■ Problem to solve ■
This exercise asks for a copy of each line in the records below with the word "FROM" in it.

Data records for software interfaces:

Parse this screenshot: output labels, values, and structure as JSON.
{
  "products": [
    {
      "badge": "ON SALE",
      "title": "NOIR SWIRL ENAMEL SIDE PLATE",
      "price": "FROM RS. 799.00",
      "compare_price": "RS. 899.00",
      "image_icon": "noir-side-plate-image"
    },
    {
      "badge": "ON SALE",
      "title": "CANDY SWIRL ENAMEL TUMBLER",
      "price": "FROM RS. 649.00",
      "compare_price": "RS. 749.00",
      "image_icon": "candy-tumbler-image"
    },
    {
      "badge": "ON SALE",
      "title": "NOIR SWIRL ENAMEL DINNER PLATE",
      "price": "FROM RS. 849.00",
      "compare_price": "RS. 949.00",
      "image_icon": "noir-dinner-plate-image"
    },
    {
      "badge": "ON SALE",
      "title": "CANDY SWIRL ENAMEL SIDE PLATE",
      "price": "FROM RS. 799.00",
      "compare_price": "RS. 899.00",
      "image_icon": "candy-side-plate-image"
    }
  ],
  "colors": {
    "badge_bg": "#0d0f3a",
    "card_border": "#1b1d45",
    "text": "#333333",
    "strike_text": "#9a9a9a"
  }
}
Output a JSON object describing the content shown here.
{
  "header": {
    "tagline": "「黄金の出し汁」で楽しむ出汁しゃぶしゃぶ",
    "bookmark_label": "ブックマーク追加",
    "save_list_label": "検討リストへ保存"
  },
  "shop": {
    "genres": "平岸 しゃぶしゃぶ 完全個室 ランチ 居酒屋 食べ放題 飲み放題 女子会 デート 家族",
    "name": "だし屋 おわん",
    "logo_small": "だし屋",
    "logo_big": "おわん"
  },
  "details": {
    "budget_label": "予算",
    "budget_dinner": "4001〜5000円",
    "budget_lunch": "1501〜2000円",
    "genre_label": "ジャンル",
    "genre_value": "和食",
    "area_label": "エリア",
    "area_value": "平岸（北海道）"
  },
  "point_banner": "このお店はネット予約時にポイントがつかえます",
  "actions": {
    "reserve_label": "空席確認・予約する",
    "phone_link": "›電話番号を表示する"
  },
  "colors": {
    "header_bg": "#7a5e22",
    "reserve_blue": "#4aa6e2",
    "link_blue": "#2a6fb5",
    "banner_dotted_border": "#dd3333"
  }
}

■ Answer section ■
      "price": "FROM RS. 799.00",
      "price": "FROM RS. 649.00",
      "price": "FROM RS. 849.00",
      "price": "FROM RS. 799.00",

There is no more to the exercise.